- High value keywords are sometime high value for a reason. Going back to metrics, it’s useful to measure keyword value not on CPC but some formulation of cost-per-converting lead. That doesn’t mean your SEM strategy shouldn’t spread your bets over lots of less competitive (and therefore cheaper) keywords, but, once again, it’s about what converts.
- Conversely, many companies spend a lot on top of funnel keywords that don’t pay off. If you are not constructing complete journeys that nurture these early-stage prospects, you are likely throwing a lot of money away.
- There is a limit to how wide the funnel can be. At a certain point you are going to burn through your addressable market and the ROI on your ad spend is going to tank. It’s a trade off and depends on where you are at in awareness, but almost always you are far better off optimizing conversion for the funnel you have before trying to widen the funnel.
- Track the whole journey. If you don’t know how ad spend relates to net new revenue you can’t assess the ROI of keywords or ad channels. I’ve seen companies blow millions on ad spend without having invested in even the most basic attribution. Don’t do that. You don’t necessarily need a complicated solution like Salesforce Marketing Cloud here — it can be as simple as setting up Google Analytics or dumping session data into a database and running SQL queries.

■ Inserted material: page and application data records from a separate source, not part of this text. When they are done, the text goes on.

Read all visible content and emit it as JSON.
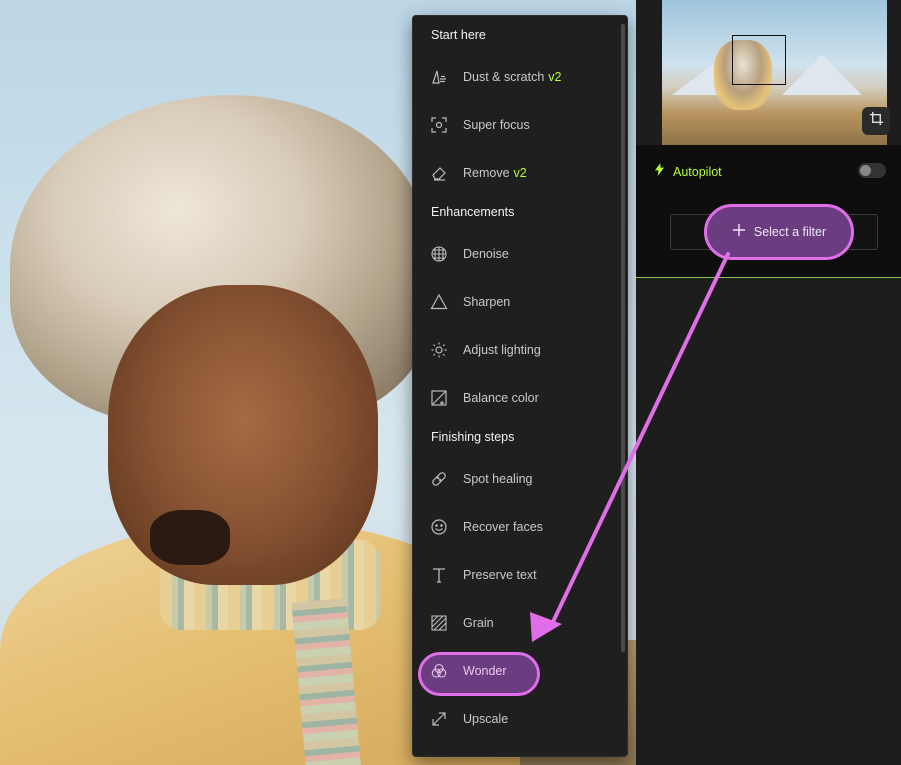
{
  "menu": {
    "sections": {
      "start_here": "Start here",
      "enhancements": "Enhancements",
      "finishing_steps": "Finishing steps"
    },
    "items": [
      {
        "label": "Dust & scratch",
        "badge": "v2",
        "icon": "dust-scratch-icon"
      },
      {
        "label": "Super focus",
        "icon": "focus-frame-icon"
      },
      {
        "label": "Remove",
        "badge": "v2",
        "icon": "eraser-icon"
      },
      {
        "label": "Denoise",
        "icon": "grid-circle-icon"
      },
      {
        "label": "Sharpen",
        "icon": "triangle-icon"
      },
      {
        "label": "Adjust lighting",
        "icon": "sun-icon"
      },
      {
        "label": "Balance color",
        "icon": "balance-square-icon"
      },
      {
        "label": "Spot healing",
        "icon": "bandage-icon"
      },
      {
        "label": "Recover faces",
        "icon": "smiley-icon"
      },
      {
        "label": "Preserve text",
        "icon": "text-t-icon"
      },
      {
        "label": "Grain",
        "icon": "hatched-square-icon"
      },
      {
        "label": "Wonder",
        "icon": "three-circles-icon"
      },
      {
        "label": "Upscale",
        "icon": "diagonal-arrows-icon"
      }
    ]
  },
  "panel": {
    "autopilot_label": "Autopilot",
    "autopilot_enabled": false,
    "select_filter_label": "Select a filter"
  },
  "colors": {
    "accent_green": "#b6ff3b",
    "highlight_purple": "#6b3c7f",
    "highlight_outline": "#e06ee8"
  }
}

6. Not Reducing Friction
To me this is the biggest issue of all but it’s a complicated subject because there are so many different ways friction comes into play and it’s can be quite different across B2B/C/D.

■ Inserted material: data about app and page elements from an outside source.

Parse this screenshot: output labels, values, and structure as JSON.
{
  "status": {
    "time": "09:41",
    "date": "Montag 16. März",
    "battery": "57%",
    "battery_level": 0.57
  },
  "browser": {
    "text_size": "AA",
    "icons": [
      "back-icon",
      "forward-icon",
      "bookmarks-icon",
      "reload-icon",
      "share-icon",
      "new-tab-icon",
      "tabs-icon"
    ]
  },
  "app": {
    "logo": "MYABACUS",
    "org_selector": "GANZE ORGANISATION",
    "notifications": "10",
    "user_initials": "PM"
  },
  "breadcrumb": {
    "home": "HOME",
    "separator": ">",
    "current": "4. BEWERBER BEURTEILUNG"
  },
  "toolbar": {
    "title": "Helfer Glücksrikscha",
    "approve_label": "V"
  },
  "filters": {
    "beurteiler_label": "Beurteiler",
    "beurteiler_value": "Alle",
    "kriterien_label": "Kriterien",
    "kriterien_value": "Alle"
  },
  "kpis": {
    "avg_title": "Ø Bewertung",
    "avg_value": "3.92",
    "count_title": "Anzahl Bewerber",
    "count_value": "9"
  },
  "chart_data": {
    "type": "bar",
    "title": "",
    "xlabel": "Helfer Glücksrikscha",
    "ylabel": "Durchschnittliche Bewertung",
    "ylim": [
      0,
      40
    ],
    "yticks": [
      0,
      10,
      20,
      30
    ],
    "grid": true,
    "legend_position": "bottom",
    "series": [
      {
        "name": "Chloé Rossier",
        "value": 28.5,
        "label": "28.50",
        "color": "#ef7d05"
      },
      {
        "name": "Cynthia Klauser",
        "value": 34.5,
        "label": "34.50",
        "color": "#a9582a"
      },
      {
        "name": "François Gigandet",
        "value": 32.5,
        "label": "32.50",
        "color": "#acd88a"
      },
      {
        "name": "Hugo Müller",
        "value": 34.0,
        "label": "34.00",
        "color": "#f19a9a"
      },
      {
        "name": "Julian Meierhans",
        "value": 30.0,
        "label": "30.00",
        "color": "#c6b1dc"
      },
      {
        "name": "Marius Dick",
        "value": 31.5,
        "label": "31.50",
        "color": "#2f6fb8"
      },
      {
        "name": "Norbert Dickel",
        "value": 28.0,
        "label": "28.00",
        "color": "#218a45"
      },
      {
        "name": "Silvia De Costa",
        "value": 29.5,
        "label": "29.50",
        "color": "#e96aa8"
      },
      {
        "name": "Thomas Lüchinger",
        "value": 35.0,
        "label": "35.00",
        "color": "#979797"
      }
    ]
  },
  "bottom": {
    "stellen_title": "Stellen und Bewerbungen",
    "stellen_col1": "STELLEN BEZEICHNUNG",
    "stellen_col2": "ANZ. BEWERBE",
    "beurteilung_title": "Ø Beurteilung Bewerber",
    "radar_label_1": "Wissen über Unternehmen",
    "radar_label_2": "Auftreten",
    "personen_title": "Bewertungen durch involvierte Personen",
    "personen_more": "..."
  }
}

Think of friction as a compounding cost. If you don’t clean the hull of your sailboat every barnacle compounds to cut your speed. The same is true of the customer’s journey all the way from awareness to acquisition and expansion. Little frictions and annoyances compound to create a huge drag on conversion rates and growth.
- Reduce bounce rates: There are only so many potential customers in B2B/D. A bounce — someone that gives up on trying to learn about or use your product — is often lost forever, unnecessarily diminishing the potential size of your customer base. Finding ways to reduce bounce rates gives you second and third chances at engagement and nurturing.
- Don’t gate non-motivated prospects. Companies seem to think that asking for contact information (e.g. to download a white paper) is a universal answer to more leads, but 90% of the time you have not sufficiently segmented your audience or personalized the experience to effectively gate and if you look at the data you’ll find your bounce rate is terrible. If you cannot reliably segment your audience, you are probably better off not gating at all.
- Invest in design and UX. I cut my teeth on usability issues so this one always stands out to me. This runs the gamut from page loading speed to basic usability like form interaction to how much a prospect has to scroll to find answers to is your site & page structure logical and easy to follow. It’s very worth using heat-mapping or similar tools to understand how well your website is working for people and where the problems are. A good interaction designer is usually a solid investment.
- Invest in content: Don’t ever give your prospects cause to question your authority or integrity. Investing in content that has good style and aligns with your positioning and messaging. I’ve harped on this before because it’s true: a product marketing perspective to tie all the bits and pieces of your narrative together, will save you tons of money in the end.